By David Himbara
On a visit to Rwanda on March 21, 2017, the World Bank President Jim Yong Kim was impressed by President Paul Kagame’s drones that purportedly deliver blood across Rwanda.
I wonder if Jim Yong Kim discussed with Kagame how much blood the drones have delivered so far. Or how the blood is handled on arrival in a country of nearly 12 million but with less than 700 medical doctors. Or if there is electricity and refrigeration facilities in rural Rwanda to preserve the blood.
Meanwhile, the World Bank has come up with Regulatory Indicators For Sustainable Energy (RISE). RISE is based on a vast of primary policy and regulatory documents and is published biannually – the next one being due in 2018. The inaugural 2016 RISE Report covers 111 countries across the developed and developing world.
RISE has three pillars – but I limit my comments here to Pillar 1, which assesses policies relating to energy access.
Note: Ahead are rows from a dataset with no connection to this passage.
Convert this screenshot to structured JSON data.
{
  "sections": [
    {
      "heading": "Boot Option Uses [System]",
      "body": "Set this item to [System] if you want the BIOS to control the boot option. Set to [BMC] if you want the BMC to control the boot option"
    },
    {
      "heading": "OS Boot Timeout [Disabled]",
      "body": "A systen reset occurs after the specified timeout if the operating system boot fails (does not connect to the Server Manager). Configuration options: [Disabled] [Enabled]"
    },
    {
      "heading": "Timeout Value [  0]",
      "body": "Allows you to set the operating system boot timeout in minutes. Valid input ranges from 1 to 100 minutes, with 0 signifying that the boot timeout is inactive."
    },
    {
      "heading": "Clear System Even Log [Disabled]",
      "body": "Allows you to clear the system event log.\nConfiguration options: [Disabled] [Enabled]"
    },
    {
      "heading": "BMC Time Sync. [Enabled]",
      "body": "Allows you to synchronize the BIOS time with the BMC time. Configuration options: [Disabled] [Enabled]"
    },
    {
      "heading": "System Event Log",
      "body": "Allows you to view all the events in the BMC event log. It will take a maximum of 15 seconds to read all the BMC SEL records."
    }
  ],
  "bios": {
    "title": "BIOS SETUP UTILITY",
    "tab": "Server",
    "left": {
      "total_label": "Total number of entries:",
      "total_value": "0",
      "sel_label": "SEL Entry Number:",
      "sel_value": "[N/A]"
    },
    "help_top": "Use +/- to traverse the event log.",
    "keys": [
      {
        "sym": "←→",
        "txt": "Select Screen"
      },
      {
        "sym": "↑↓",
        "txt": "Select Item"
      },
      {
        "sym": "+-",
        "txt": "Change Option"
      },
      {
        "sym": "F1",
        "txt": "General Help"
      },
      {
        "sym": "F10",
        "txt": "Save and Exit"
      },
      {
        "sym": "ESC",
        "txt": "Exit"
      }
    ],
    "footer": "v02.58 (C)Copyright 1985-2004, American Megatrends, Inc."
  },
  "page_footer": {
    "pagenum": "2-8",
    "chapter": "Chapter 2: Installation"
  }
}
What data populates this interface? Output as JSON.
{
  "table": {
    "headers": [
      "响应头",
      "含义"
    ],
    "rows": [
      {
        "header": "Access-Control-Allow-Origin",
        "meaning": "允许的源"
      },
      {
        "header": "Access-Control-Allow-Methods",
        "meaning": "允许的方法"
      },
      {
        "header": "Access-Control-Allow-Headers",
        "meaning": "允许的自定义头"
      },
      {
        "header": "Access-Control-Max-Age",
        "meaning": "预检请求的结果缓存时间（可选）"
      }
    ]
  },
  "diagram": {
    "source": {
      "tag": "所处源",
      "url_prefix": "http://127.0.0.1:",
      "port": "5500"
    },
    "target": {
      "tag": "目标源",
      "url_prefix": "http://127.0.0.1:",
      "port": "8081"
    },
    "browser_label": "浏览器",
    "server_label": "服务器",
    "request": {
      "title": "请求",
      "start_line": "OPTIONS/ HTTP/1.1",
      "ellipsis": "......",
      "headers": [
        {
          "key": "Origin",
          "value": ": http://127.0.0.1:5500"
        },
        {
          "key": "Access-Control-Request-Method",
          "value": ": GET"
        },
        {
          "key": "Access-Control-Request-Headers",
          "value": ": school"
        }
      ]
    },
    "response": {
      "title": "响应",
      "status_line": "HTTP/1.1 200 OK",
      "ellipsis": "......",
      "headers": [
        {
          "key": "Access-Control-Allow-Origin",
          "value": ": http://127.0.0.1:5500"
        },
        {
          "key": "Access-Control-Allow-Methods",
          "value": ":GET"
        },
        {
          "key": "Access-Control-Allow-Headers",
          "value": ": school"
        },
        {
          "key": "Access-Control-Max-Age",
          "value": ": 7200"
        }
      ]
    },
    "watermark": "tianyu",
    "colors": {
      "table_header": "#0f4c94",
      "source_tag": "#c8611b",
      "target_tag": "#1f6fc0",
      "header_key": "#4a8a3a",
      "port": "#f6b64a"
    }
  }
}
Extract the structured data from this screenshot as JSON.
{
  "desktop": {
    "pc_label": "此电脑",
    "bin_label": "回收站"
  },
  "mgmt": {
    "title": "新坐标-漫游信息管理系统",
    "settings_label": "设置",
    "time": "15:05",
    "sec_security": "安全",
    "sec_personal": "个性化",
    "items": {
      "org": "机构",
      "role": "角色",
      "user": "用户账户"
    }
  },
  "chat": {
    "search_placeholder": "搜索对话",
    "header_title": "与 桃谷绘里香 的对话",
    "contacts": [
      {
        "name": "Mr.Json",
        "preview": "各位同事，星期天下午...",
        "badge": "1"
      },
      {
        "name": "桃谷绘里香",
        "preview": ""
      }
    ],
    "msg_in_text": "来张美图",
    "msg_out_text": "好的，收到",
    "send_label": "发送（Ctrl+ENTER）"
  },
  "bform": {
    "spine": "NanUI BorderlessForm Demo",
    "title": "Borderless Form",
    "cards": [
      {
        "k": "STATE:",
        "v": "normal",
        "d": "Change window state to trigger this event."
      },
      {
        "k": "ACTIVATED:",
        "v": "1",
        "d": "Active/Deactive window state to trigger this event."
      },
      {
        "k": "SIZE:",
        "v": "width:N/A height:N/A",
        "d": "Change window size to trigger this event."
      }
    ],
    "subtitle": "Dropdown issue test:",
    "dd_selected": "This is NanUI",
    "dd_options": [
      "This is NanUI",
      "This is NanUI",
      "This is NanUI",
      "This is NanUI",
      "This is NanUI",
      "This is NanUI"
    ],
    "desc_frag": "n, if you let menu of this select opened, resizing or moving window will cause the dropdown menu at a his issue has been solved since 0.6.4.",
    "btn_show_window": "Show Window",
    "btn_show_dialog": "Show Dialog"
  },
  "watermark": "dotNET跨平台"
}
In this pillar on energy access, RISE scrutinizes the following national policies and regulations:
- “Existence and monitoring of officially approved electrification plan.
- Scope of officially approved electrification plan.
- Framework for grid electrification.
- Framework for minigrids
- Framework for stand-alone systems.
- Consumer affordability of electricity.
- Utility transparency and monitoring.
- Utility creditworthiness.”
So how does the World Bank score Rwanda on Pillar 1? Rwanda’s score out of 100 points is the lowest East Africa:
- Kenya – 82
- Uganda – 78
- Tanzania – 75
- Burundi – 45
- Rwanda – 41
Dear President Jim Yong Kim, please tell your pupil President Paul Kagame to shape up. Remind him that energy is the cornerstone of every country’s development – not gimmicks like drones.